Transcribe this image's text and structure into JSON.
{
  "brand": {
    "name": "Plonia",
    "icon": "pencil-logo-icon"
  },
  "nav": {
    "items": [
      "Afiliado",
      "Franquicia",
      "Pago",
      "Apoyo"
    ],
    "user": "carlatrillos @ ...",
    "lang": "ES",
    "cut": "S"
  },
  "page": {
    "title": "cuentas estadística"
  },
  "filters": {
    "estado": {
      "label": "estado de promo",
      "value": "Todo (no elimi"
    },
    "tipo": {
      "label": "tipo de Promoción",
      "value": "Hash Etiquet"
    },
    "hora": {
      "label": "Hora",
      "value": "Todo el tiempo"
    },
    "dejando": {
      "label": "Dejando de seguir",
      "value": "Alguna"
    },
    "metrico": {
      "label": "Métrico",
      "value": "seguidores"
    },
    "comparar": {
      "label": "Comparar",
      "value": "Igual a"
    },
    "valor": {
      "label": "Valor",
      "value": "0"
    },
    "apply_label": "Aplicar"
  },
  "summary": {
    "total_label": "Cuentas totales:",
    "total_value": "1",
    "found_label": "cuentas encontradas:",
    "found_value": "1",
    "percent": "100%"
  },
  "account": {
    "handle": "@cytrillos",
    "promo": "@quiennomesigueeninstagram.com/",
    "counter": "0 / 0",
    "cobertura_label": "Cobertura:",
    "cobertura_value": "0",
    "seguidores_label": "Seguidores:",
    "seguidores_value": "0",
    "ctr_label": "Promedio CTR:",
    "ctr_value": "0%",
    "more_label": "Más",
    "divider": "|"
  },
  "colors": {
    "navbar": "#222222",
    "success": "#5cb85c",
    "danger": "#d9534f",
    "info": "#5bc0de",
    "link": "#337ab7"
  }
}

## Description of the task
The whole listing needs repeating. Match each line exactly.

## Answer to this task
Transcribe this image's text and structure into JSON.
{
  "brand": {
    "name": "Plonia",
    "icon": "pencil-logo-icon"
  },
  "nav": {
    "items": [
      "Afiliado",
      "Franquicia",
      "Pago",
      "Apoyo"
    ],
    "user": "carlatrillos @ ...",
    "lang": "ES",
    "cut": "S"
  },
  "page": {
    "title": "cuentas estadística"
  },
  "filters": {
    "estado": {
      "label": "estado de promo",
      "value": "Todo (no elimi"
    },
    "tipo": {
      "label": "tipo de Promoción",
      "value": "Hash Etiquet"
    },
    "hora": {
      "label": "Hora",
      "value": "Todo el tiempo"
    },
    "dejando": {
      "label": "Dejando de seguir",
      "value": "Alguna"
    },
    "metrico": {
      "label": "Métrico",
      "value": "seguidores"
    },
    "comparar": {
      "label": "Comparar",
      "value": "Igual a"
    },
    "valor": {
      "label": "Valor",
      "value": "0"
    },
    "apply_label": "Aplicar"
  },
  "summary": {
    "total_label": "Cuentas totales:",
    "total_value": "1",
    "found_label": "cuentas encontradas:",
    "found_value": "1",
    "percent": "100%"
  },
  "account": {
    "handle": "@cytrillos",
    "promo": "@quiennomesigueeninstagram.com/",
    "counter": "0 / 0",
    "cobertura_label": "Cobertura:",
    "cobertura_value": "0",
    "seguidores_label": "Seguidores:",
    "seguidores_value": "0",
    "ctr_label": "Promedio CTR:",
    "ctr_value": "0%",
    "more_label": "Más",
    "divider": "|"
  },
  "colors": {
    "navbar": "#222222",
    "success": "#5cb85c",
    "danger": "#d9534f",
    "info": "#5bc0de",
    "link": "#337ab7"
  }
}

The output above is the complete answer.